The United Kingdom is a great place to start your own business. There are many opportunities for entrepreneurs, and the paperwork and red tape involved in setting up and registering a new business are relatively minimal compared to other countries.
Whether you’re a British citizen or a foreign national, you can set up a business in the UK. Plus, the UK has one of the world’s strongest economies, making it an attractive place to do business.
But before you can start making money, you’ll need to set up your business. In this guide, we’ve put together everything you need to do to start and register a company in the UK in five steps.
What you can expect in this article:
Step 1: Find a Solid Business Idea
It can be tough to develop a business idea, especially if you don’t know where to start. If you’ve already got a business idea, feel free to move to the second step. But if you’re still exploring possibilities, there are a few things you can keep in mind to help you generate some creative ideas:
Firstly, think about what businesses are already out there that you could improve on. What do they do well? What do they not do? Is there a gap in the market?
Secondly, think about what products or services you’re passionate about. What do you love to do? What do you hate doing? Is there anything you’re particularly good at?
Once you’ve considered these things, you should better understand the sort of business that might be right for you. Of course, this is only the first step — you’ll need to do a lot more research and planning before starting your own business. But finding a solid business idea is a great place to start.
Step 2: Choose Your Business Structure
The next step is to choose the right business structure. This can be a complex decision, as there are several factors to consider. Do you want to be a sole trader or a limited company? What are the tax implications and responsibilities of each option? How will your business be structured? These are all essential questions you’ll need to answer before moving forward.
There are three main types of business structures in the UK:
- Sole traders
- Limited companies.
Each has advantages and disadvantages, so it’s essential to understand the difference before deciding. Most people choose to start as a sole trader or limited company. Remember, you can change your business structure later, so you could start as a sole trader and register a limited company later.
Step 3: Pick a Business Name
Coming up with a great name for your business is an essential step in starting your own company. But with so many options, it can be tough to decide on the right one. Here are a few tips to help you pick a great business name:
- Pick something unique and memorable. This will help potential customers remember your business and make it more likely that they’ll recommend you to others.
- Keep it simple. A name that is too long or complicated can be difficult for people to remember or pronounce.
- Make sure the name you choose is available. You don’t want to spend time and money promoting a business only to find out later that someone else is already using the same name.
It’s a good idea to put together a list of potential names, so you have plenty of options.

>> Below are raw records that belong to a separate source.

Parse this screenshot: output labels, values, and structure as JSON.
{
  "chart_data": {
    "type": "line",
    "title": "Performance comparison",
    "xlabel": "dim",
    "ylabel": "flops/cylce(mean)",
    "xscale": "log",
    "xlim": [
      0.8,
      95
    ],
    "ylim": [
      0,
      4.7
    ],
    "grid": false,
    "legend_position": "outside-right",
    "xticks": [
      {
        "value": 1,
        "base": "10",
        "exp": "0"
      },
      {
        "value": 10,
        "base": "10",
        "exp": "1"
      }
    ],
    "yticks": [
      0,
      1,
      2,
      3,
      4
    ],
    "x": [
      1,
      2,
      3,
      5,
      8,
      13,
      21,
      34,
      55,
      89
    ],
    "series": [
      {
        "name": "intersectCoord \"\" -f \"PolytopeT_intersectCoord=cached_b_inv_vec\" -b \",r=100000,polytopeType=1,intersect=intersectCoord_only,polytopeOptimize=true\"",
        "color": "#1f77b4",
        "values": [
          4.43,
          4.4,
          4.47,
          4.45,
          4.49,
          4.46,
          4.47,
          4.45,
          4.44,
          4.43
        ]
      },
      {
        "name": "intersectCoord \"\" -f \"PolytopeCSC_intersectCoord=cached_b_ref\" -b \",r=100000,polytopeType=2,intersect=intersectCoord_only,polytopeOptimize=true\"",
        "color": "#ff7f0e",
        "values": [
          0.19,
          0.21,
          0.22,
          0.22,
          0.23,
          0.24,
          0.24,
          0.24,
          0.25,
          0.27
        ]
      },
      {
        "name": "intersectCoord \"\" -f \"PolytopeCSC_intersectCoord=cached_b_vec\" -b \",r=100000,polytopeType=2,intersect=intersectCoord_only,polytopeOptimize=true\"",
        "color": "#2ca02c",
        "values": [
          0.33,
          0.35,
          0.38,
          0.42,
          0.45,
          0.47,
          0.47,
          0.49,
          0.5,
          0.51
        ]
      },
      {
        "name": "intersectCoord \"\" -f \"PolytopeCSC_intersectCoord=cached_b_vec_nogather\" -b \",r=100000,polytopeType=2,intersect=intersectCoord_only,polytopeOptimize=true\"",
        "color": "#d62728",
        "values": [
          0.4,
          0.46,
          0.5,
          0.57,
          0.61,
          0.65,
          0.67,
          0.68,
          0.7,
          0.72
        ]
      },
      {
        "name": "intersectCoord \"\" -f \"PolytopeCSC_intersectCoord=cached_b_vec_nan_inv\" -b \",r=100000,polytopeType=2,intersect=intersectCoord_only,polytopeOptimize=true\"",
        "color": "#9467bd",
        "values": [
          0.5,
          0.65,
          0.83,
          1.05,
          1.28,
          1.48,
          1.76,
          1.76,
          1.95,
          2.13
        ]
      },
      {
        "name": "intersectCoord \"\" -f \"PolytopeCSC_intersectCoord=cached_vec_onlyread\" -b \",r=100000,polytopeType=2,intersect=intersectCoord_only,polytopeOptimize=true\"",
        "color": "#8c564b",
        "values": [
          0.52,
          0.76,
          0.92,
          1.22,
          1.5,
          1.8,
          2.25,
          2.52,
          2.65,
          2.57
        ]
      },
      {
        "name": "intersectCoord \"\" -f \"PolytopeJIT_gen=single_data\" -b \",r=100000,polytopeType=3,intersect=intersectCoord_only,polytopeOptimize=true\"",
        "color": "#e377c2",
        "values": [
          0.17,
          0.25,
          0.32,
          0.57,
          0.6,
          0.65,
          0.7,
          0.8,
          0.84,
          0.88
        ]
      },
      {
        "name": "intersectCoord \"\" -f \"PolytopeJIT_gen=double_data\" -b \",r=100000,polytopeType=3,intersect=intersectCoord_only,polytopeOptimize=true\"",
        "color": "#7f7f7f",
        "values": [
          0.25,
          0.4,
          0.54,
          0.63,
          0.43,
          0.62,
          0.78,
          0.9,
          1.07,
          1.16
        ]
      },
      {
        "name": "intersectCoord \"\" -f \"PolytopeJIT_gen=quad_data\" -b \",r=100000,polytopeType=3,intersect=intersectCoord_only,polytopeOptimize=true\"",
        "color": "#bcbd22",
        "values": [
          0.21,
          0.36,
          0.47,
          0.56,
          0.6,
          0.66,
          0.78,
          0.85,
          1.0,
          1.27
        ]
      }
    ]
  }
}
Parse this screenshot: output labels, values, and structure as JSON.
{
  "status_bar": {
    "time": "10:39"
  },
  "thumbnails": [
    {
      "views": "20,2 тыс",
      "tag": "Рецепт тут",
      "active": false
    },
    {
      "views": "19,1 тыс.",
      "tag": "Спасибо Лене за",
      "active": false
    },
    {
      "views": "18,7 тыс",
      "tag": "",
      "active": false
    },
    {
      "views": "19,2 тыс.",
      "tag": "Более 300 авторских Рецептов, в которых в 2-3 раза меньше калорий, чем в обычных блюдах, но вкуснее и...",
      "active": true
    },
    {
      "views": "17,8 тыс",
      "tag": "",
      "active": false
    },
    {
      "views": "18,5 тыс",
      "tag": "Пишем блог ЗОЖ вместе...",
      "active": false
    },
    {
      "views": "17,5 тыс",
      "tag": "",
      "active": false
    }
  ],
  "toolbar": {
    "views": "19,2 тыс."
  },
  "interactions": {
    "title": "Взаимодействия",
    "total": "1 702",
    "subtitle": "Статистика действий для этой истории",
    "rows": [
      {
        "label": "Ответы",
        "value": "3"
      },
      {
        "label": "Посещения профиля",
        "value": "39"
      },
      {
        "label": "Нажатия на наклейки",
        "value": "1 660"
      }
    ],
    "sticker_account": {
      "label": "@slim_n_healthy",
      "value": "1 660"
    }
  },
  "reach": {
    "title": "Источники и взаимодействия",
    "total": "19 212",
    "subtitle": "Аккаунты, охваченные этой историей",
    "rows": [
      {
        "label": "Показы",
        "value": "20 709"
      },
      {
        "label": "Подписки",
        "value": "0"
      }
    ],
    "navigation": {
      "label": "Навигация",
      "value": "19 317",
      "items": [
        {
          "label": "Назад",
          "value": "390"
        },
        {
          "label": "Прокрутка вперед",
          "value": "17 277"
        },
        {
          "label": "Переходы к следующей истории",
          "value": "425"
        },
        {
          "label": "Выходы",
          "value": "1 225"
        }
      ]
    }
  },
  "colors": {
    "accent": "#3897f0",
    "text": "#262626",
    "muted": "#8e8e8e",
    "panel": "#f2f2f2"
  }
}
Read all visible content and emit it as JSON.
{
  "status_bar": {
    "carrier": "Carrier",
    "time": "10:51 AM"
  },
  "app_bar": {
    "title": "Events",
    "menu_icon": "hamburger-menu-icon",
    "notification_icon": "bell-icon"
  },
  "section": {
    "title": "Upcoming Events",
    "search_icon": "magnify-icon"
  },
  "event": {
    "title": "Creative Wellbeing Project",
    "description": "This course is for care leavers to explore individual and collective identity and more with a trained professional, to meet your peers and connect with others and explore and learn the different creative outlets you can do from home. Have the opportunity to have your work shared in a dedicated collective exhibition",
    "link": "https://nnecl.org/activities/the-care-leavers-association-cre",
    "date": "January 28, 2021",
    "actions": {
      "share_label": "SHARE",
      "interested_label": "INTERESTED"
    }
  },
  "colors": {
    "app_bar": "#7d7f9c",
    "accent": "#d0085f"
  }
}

If you’re unsure which one is best, ask your friends and family for their honest opinions.
Step 4: Create a Business Plan
A business plan is an essential tool for any business, large or small. It provides a roadmap for your business, outlining your goals, strategies, and the potential risks and challenges you may face along the way.
Your business plan should be tailored to your specific business and updated as your business grows and changes. While there is no one-size-fits-all approach to creating a business plan, there are some key elements that all successful plans should include:
- Executive summary
- Market analysis
- Marketing plan
- Financial plan.
While a business plan may seem daunting, taking the time to create one can save you a lot of time and effort in the long run. By clearly outlining your goals and strategies from the outset, you can avoid making costly mistakes.
Step 5: Register Your Business with Companies House
The final step in setting up your business is registering it with Companies House and/or HMRC. These government bodies keep records of all registered companies in the UK and deal with tax.
If you register as a sole trader, you’ll only need to register for self-assessment tax through HMRC. To register a limited company, you’ll need to submit several documents, including your company’s Memorandum and Articles of Association and a list of your directors. You will also need to pay a small fee.
Registering your company with Companies House is a simple process, but it’s important to ensure everything is in order before you start trading. Many businesses use a company formations agent to process their registration to ensure everything is completed correctly.
With your company registered and everything in place, you’re ready to get your business off the ground and start making money. Good luck!